What Cyclists say to Automobiles / Pedestrians to Cyclists:

“Look out! Don’t you realize how dangerous and scary your size and speed makes you?!”

What Automobiles say to Cyclists / Cyclists to Pedestrians:

“Get out of the way! You’re slowing me down and I have places to go!”

So who’s right? Neither, since both perspectives selfishly insist on seeing the world through their own lenses. The truth is that we all have a right to the road and should respect how each of us chooses to use that road.

As I’ve considered this, I’ve often wondered if this relationship can be applied to employees and leaders. Tell me if this works:

What Employees say to Leaders:

“Look out! Don’t you realize how dangerous and scary your size and speed makes you?!”

What Leaders say to Employees:

“Get out of the way! You’re slowing me down and I have places to go!”

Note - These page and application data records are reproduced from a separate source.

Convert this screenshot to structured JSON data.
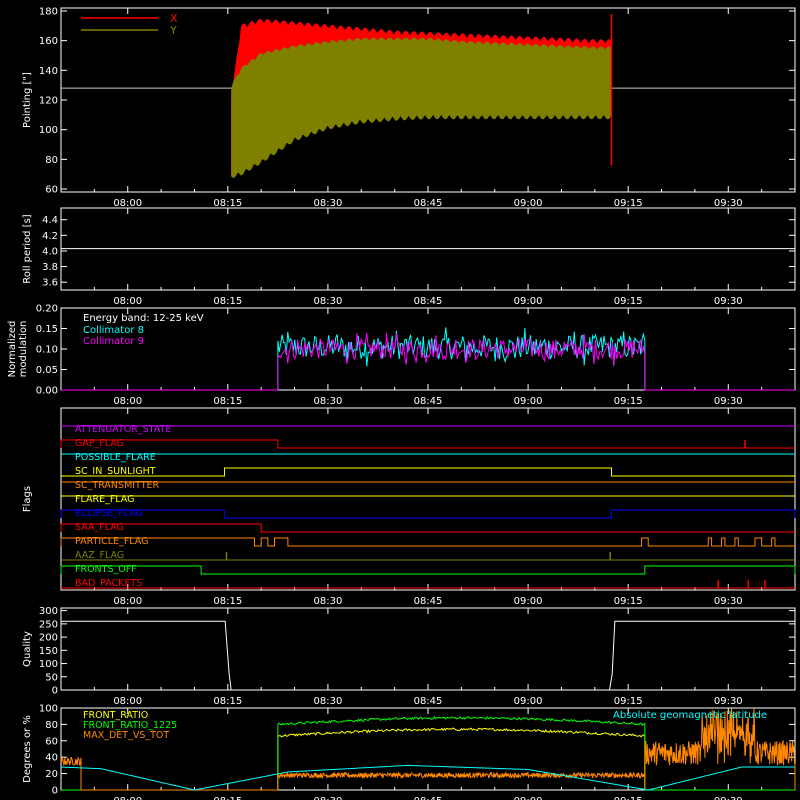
{
  "time_axis": {
    "tick_labels": [
      "08:00",
      "08:15",
      "08:30",
      "08:45",
      "09:00",
      "09:15",
      "09:30"
    ],
    "tick_minutes": [
      480,
      495,
      510,
      525,
      540,
      555,
      570
    ],
    "range_minutes": [
      470,
      580
    ]
  },
  "colors": {
    "background": "#000000",
    "axes": "#ffffff",
    "red": "#ff0000",
    "olive": "#808000",
    "cyan": "#00ffff",
    "magenta": "#ff00ff",
    "green": "#00ff00",
    "yellow": "#ffff00",
    "orange": "#ff8800",
    "blue": "#0000ff",
    "purple": "#cc00ff"
  },
  "chart_data": [
    {
      "id": "pointing",
      "type": "area",
      "ylabel": "Pointing [\"]",
      "ylim": [
        58,
        182
      ],
      "yticks": [
        60,
        80,
        100,
        120,
        140,
        160,
        180
      ],
      "reference_line": 128,
      "legend_placement": "top-left",
      "series": [
        {
          "name": "X",
          "color": "#ff0000",
          "start": 495.5,
          "end": 552.5,
          "x": [
            495.5,
            497,
            500,
            505,
            510,
            515,
            520,
            525,
            530,
            535,
            540,
            545,
            550,
            552.5
          ],
          "upper": [
            120,
            168,
            172,
            170,
            168,
            166,
            164,
            163,
            162,
            161,
            160,
            159,
            158,
            158
          ],
          "lower": [
            70,
            88,
            108,
            120,
            127,
            132,
            136,
            138,
            140,
            141,
            142,
            142,
            142,
            142
          ]
        },
        {
          "name": "Y",
          "color": "#808000",
          "start": 495.5,
          "end": 552.5,
          "x": [
            495.5,
            497,
            500,
            505,
            510,
            515,
            520,
            525,
            530,
            535,
            540,
            545,
            550,
            552.5
          ],
          "upper": [
            128,
            140,
            150,
            155,
            158,
            160,
            160,
            160,
            158,
            157,
            156,
            155,
            154,
            154
          ],
          "lower": [
            70,
            72,
            80,
            95,
            103,
            107,
            109,
            110,
            110,
            110,
            110,
            110,
            110,
            110
          ]
        }
      ]
    },
    {
      "id": "roll_period",
      "type": "line",
      "ylabel": "Roll period [s]",
      "ylim": [
        3.5,
        4.55
      ],
      "yticks": [
        3.6,
        3.8,
        4.0,
        4.2,
        4.4
      ],
      "tick_labels": [
        "3.6",
        "3.8",
        "4.0",
        "4.2",
        "4.4"
      ],
      "series": [
        {
          "name": "",
          "color": "#ffffff",
          "constant": 4.03
        }
      ]
    },
    {
      "id": "modulation",
      "type": "line",
      "ylabel": "Normalized modulation",
      "ylim": [
        0,
        0.2
      ],
      "yticks": [
        0,
        0.05,
        0.1,
        0.15,
        0.2
      ],
      "tick_labels": [
        "0.00",
        "0.05",
        "0.10",
        "0.15",
        "0.20"
      ],
      "annotation": "Energy band: 12-25 keV",
      "series": [
        {
          "name": "Collimator 8",
          "color": "#00ffff",
          "start": 502.5,
          "end": 557.5,
          "mean": 0.105,
          "noise": 0.03
        },
        {
          "name": "Collimator 9",
          "color": "#ff00ff",
          "start": 502.5,
          "end": 557.5,
          "mean": 0.1,
          "noise": 0.025
        }
      ]
    },
    {
      "id": "flags",
      "type": "line",
      "ylabel": "Flags",
      "flags": [
        {
          "name": "ATTENUATOR_STATE",
          "color": "#cc00ff",
          "high": [],
          "always": true
        },
        {
          "name": "GAP_FLAG",
          "color": "#ff0000",
          "high": [
            [
              470,
              502.5
            ]
          ],
          "spikes": [
            572.5
          ]
        },
        {
          "name": "POSSIBLE_FLARE",
          "color": "#00ffff",
          "high": [],
          "always": true
        },
        {
          "name": "SC_IN_SUNLIGHT",
          "color": "#ffff00",
          "high": [
            [
              494.5,
              552.5
            ]
          ]
        },
        {
          "name": "SC_TRANSMITTER",
          "color": "#ff8800",
          "high": [],
          "always": true
        },
        {
          "name": "FLARE_FLAG",
          "color": "#ffff00",
          "high": [],
          "always": true
        },
        {
          "name": "ECLIPSE_FLAG",
          "color": "#0000ff",
          "high": [
            [
              470,
              494.5
            ],
            [
              552.5,
              580
            ]
          ]
        },
        {
          "name": "SAA_FLAG",
          "color": "#ff0000",
          "high": [
            [
              470,
              500
            ]
          ]
        },
        {
          "name": "PARTICLE_FLAG",
          "color": "#ff8800",
          "high": [
            [
              470,
              499
            ],
            [
              500,
              501
            ],
            [
              502,
              504
            ],
            [
              557,
              558
            ],
            [
              567,
              567.5
            ],
            [
              569,
              569.5
            ],
            [
              571,
              571.5
            ],
            [
              574,
              575
            ],
            [
              576.5,
              577
            ]
          ]
        },
        {
          "name": "AAZ_FLAG",
          "color": "#808000",
          "spikes": [
            494.8,
            552.3
          ]
        },
        {
          "name": "FRONTS_OFF",
          "color": "#00ff00",
          "high": [
            [
              470,
              491
            ],
            [
              557.5,
              580
            ]
          ]
        },
        {
          "name": "BAD_PACKETS",
          "color": "#ff0000",
          "spikes": [
            568.5,
            573,
            575.5
          ]
        }
      ]
    },
    {
      "id": "quality",
      "type": "line",
      "ylabel": "Quality",
      "ylim": [
        0,
        310
      ],
      "yticks": [
        0,
        50,
        100,
        150,
        200,
        250,
        300
      ],
      "tick_labels": [
        "0",
        "50",
        "100",
        "150",
        "200",
        "250",
        "300"
      ],
      "series": [
        {
          "name": "",
          "color": "#ffffff",
          "x": [
            470,
            494.6,
            495.2,
            495.5,
            552.2,
            552.6,
            553,
            580
          ],
          "y": [
            260,
            260,
            60,
            0,
            0,
            60,
            260,
            260
          ]
        }
      ]
    },
    {
      "id": "ratios",
      "type": "line",
      "ylabel": "Degrees or %",
      "ylim": [
        0,
        100
      ],
      "yticks": [
        0,
        20,
        40,
        60,
        80,
        100
      ],
      "tick_labels": [
        "0",
        "20",
        "40",
        "60",
        "80",
        "100"
      ],
      "series": [
        {
          "name": "FRONT_RATIO",
          "color": "#ffff00",
          "start": 502.5,
          "end": 557.5,
          "level": 70,
          "arch": 8
        },
        {
          "name": "FRONT_RATIO_1225",
          "color": "#00ff00",
          "start": 502.5,
          "end": 557.5,
          "level": 84,
          "arch": 8
        },
        {
          "name": "MAX_DET_VS_TOT",
          "color": "#ff8800",
          "segments": [
            [
              470,
              473,
              35
            ],
            [
              502.5,
              557.5,
              18
            ],
            [
              557.5,
              580,
              45
            ]
          ]
        },
        {
          "name": "Absolute geomagnetic latitude",
          "color": "#00ffff",
          "x": [
            470,
            476,
            490,
            504,
            522,
            540,
            558,
            572,
            580
          ],
          "y": [
            28,
            26,
            0,
            22,
            30,
            25,
            0,
            28,
            28
          ]
        }
      ]
    }
  ]
}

Employees are concerned about their jobs, their ability to earn a living, and their role in the organization. The breakneck speed of change championed by powerful ambitious leaders can be intimidating. In the same way, leaders are concerned about staying competitive, meeting the ever-changing needs of the market, and generally staying in business. Employees that are not motivated by these same factors and are slow to adapt can be perceived as part of the problem and not the solution.

In all cases—whether we look at cyclists, pedestrians, automobiles, or employees and leaders—the answer is to look at the world through the eyes of the other and understand how our values affect the values of the other. Furthermore, leaders and employees need one another. It’s the quintessential symbiotic relationship that ensure that the whole moves forward and thrives. So leaders, think about how your words and actions can be perceived by your employees. And employees, think about how you can help make your leaders’ visions a viable reality. Together everyone will benefit.

Comments are closed.